Alabama has many symbols
Published 9:33 pm Friday, September 5, 2008
By Nina Keenam
How much do you know about Alabama?
While thumbing through a big book I pulled out of my husband’s library, I stumbled across a paragraph relating to Pennsylvania’s state insect. It set me wondering. Does Alabama have a state insect? That led me on a search where I found out a lot of things about Alabama. It’s been many a year since I studied Alabama history. Some facts might have slipped my memory and some state symbols have been adopted in more recent years.
Yes, Alabama does have a state insect. Like to venture a guess, say a june bug, lightning bug or lady bug? All good guesses, but not correct. It’s the beautiful monarch butterfly. Now I don’t quite understand this, but we also have a state butterfly and mascot, the Eastern Tiger Swallowtail. Those were all were adopted by the State Legislature in 1989.
I remember that the state bird is the yellowhammer, or flicker. During the Civil War, Alabama troops were referred to as “Yellowhammers.” I once read that when the Confederate veterans organized, they wore a yellow feather in their caps and lapels during reunions.
Here are some more facts: The wild turkey is the Alabama state game bird, which I’m sure is no surprise to hunters. The state saltwater fish is the tarpon; the state freshwater fish is the largemouth bass.
The state fossil is the Basilosaurus (or Zeuglodon), a primitive, extinct whale about 65 ft long. It lived in the extension of the Gulf of Mexico, which covered southern Alabama about 45 million years ago.

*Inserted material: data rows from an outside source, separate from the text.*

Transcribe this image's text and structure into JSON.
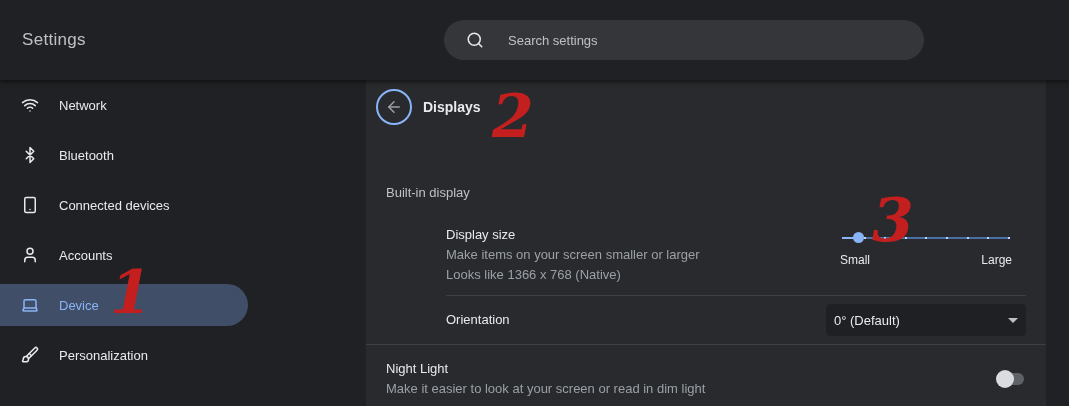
{
  "header": {
    "title": "Settings",
    "search": {
      "placeholder": "Search settings"
    }
  },
  "sidebar": {
    "items": [
      {
        "label": "Network",
        "selected": false
      },
      {
        "label": "Bluetooth",
        "selected": false
      },
      {
        "label": "Connected devices",
        "selected": false
      },
      {
        "label": "Accounts",
        "selected": false
      },
      {
        "label": "Device",
        "selected": true
      },
      {
        "label": "Personalization",
        "selected": false
      }
    ]
  },
  "page": {
    "title": "Displays",
    "section": "Built-in display",
    "display_size": {
      "title": "Display size",
      "lines": [
        "Make items on your screen smaller or larger",
        "Looks like 1366 x 768 (Native)"
      ],
      "level": 0.11,
      "min_label": "Small",
      "max_label": "Large"
    },
    "orientation": {
      "label": "Orientation",
      "value": "0° (Default)"
    },
    "night_light": {
      "title": "Night Light",
      "description": "Make it easier to look at your screen or read in dim light",
      "on": false
    }
  },
  "annotations": [
    "1",
    "2",
    "3"
  ]
}
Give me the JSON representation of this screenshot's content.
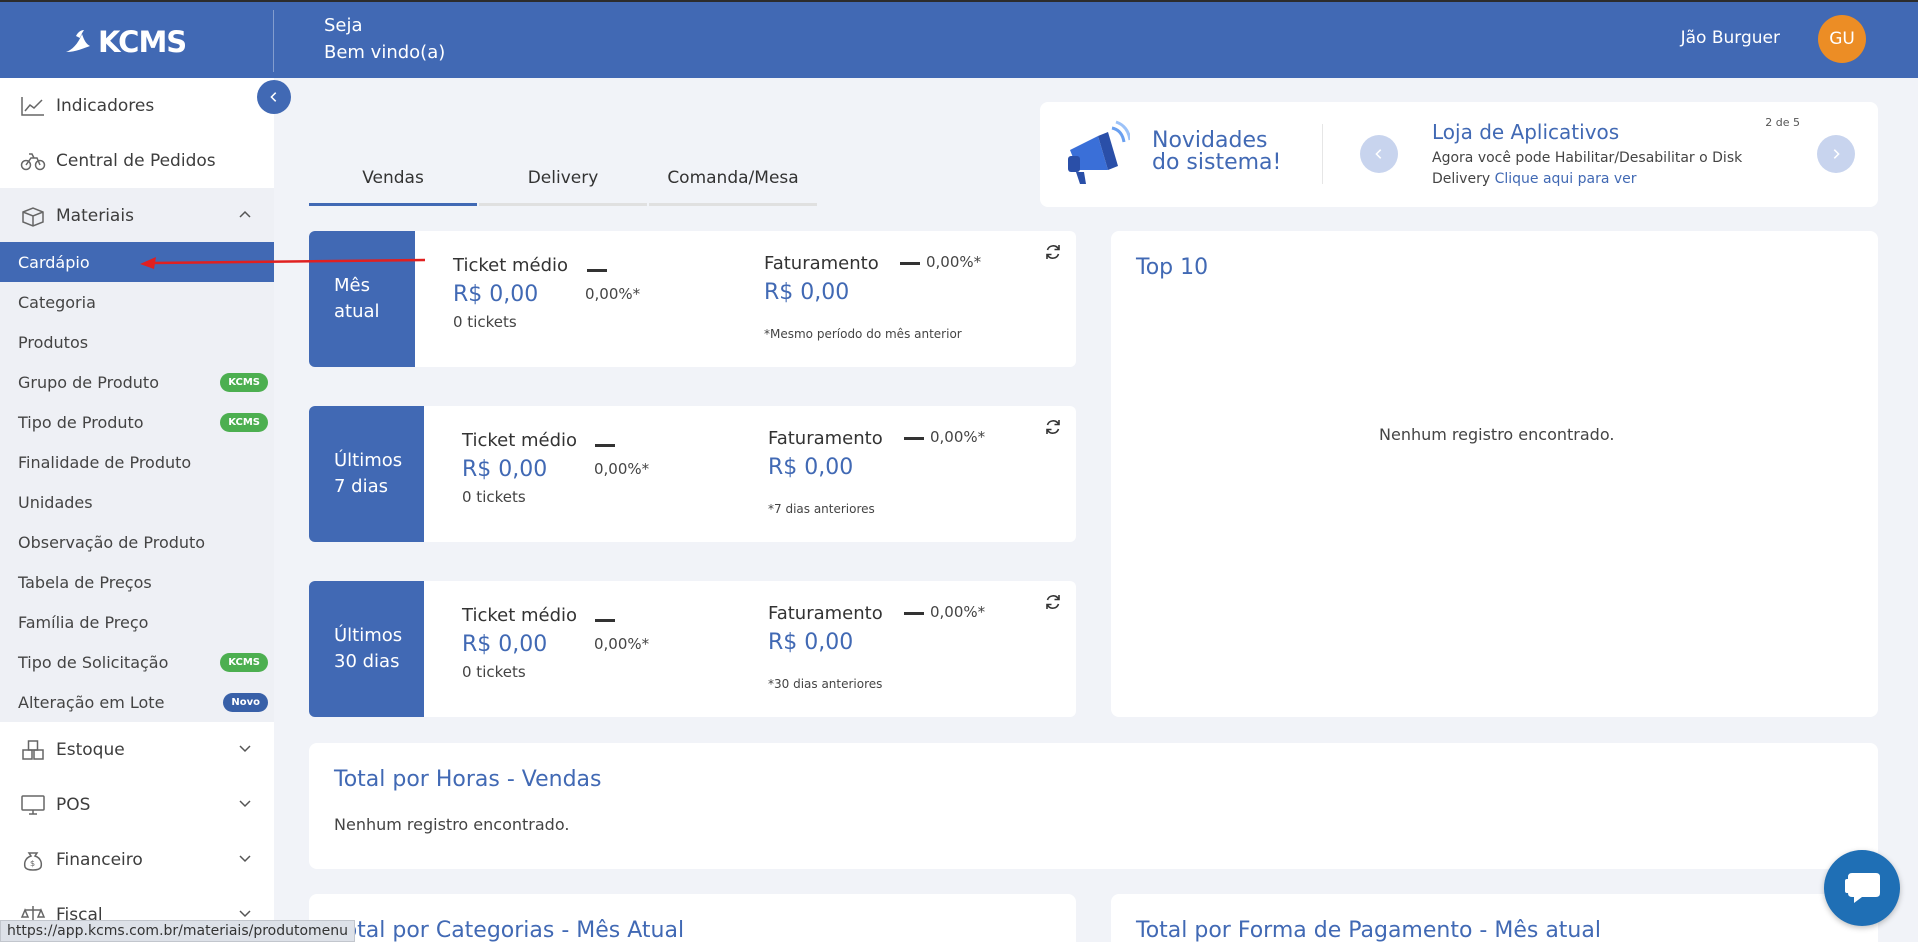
{
  "header": {
    "logo_text": "KCMS",
    "welcome_line1": "Seja",
    "welcome_line2": "Bem vindo(a)",
    "user_name": "Jão Burguer",
    "avatar_initials": "GU"
  },
  "sidebar": {
    "indicadores": "Indicadores",
    "central_pedidos": "Central de Pedidos",
    "materiais": "Materiais",
    "sub_items": [
      {
        "label": "Cardápio"
      },
      {
        "label": "Categoria"
      },
      {
        "label": "Produtos"
      },
      {
        "label": "Grupo de Produto",
        "badge": "KCMS"
      },
      {
        "label": "Tipo de Produto",
        "badge": "KCMS"
      },
      {
        "label": "Finalidade de Produto"
      },
      {
        "label": "Unidades"
      },
      {
        "label": "Observação de Produto"
      },
      {
        "label": "Tabela de Preços"
      },
      {
        "label": "Família de Preço"
      },
      {
        "label": "Tipo de Solicitação",
        "badge": "KCMS"
      },
      {
        "label": "Alteração em Lote",
        "badge": "Novo"
      }
    ],
    "estoque": "Estoque",
    "pos": "POS",
    "financeiro": "Financeiro",
    "fiscal": "Fiscal"
  },
  "tabs": [
    "Vendas",
    "Delivery",
    "Comanda/Mesa"
  ],
  "news": {
    "title_line1": "Novidades",
    "title_line2": "do sistema!",
    "app_title": "Loja de Aplicativos",
    "app_text": "Agora você pode Habilitar/Desabilitar o Disk Delivery",
    "app_link": "Clique aqui para ver",
    "counter": "2 de 5"
  },
  "stats": [
    {
      "period_line1": "Mês",
      "period_line2": "atual",
      "ticket_label": "Ticket médio",
      "ticket_value": "R$ 0,00",
      "ticket_pct": "0,00%*",
      "tickets": "0 tickets",
      "fat_label": "Faturamento",
      "fat_pct": "0,00%*",
      "fat_value": "R$ 0,00",
      "note": "*Mesmo período do mês anterior"
    },
    {
      "period_line1": "Últimos",
      "period_line2": "7 dias",
      "ticket_label": "Ticket médio",
      "ticket_value": "R$ 0,00",
      "ticket_pct": "0,00%*",
      "tickets": "0 tickets",
      "fat_label": "Faturamento",
      "fat_pct": "0,00%*",
      "fat_value": "R$ 0,00",
      "note": "*7 dias anteriores"
    },
    {
      "period_line1": "Últimos",
      "period_line2": "30 dias",
      "ticket_label": "Ticket médio",
      "ticket_value": "R$ 0,00",
      "ticket_pct": "0,00%*",
      "tickets": "0 tickets",
      "fat_label": "Faturamento",
      "fat_pct": "0,00%*",
      "fat_value": "R$ 0,00",
      "note": "*30 dias anteriores"
    }
  ],
  "top10": {
    "title": "Top 10",
    "empty": "Nenhum registro encontrado."
  },
  "horas": {
    "title": "Total por Horas - Vendas",
    "empty": "Nenhum registro encontrado."
  },
  "categorias": {
    "title": "Total por Categorias - Mês Atual"
  },
  "pagamento": {
    "title": "Total por Forma de Pagamento - Mês atual"
  },
  "status_url": "https://app.kcms.com.br/materiais/produtomenu",
  "colors": {
    "primary": "#4169b4",
    "avatar": "#ec8d25",
    "badge_green": "#4caf50",
    "arrow": "#e02020"
  }
}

The state flower is the camellia, the only state symbol not native to the state. Incidentally, Alabama’s state flower once was the goldenrod. The decision to change it occurred because it was believed that it caused allergic reactions. It has since been learned that ragweed was the culprit.
The state wildflower is the oak-leaf hydrangea; the state tree is the Southern longleaf pine; the state amphibian is the Red Hills salamander, adopted in the year 2000. The state reptile is the red-bellied turtle.

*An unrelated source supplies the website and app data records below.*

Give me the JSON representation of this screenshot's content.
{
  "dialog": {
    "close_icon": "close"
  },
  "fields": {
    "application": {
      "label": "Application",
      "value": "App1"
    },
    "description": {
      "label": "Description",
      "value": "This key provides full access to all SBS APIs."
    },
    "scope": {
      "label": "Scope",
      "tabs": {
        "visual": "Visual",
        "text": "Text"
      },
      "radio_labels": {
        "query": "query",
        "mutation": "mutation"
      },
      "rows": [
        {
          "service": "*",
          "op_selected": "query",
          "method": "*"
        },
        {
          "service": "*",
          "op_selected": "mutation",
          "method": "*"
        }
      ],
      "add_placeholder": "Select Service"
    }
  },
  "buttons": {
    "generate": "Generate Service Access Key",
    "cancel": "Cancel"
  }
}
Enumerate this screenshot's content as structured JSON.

The state nut is the pecan.
Now, here’s something else I didn’t know. The state rock is marble. We have a state gemstone, too. It’s the star blue quartz.
It didn’t me surprise to find that the state mineral is red iron ore. Maybe it’s because I was raised near Birmingham and was familiar with Red Mountain.
These symbols were unknown to me: the state folk dance and the state quilt. The state dance is the square dance and the state quilt (how delightful) is the pine burr quilt.
The official state flag of Alabama is a red cross on a white background, called the “Crimson Cross of St. Andrew’s.” It was adopted in 1895, and was patterned from the Confederate battle flag.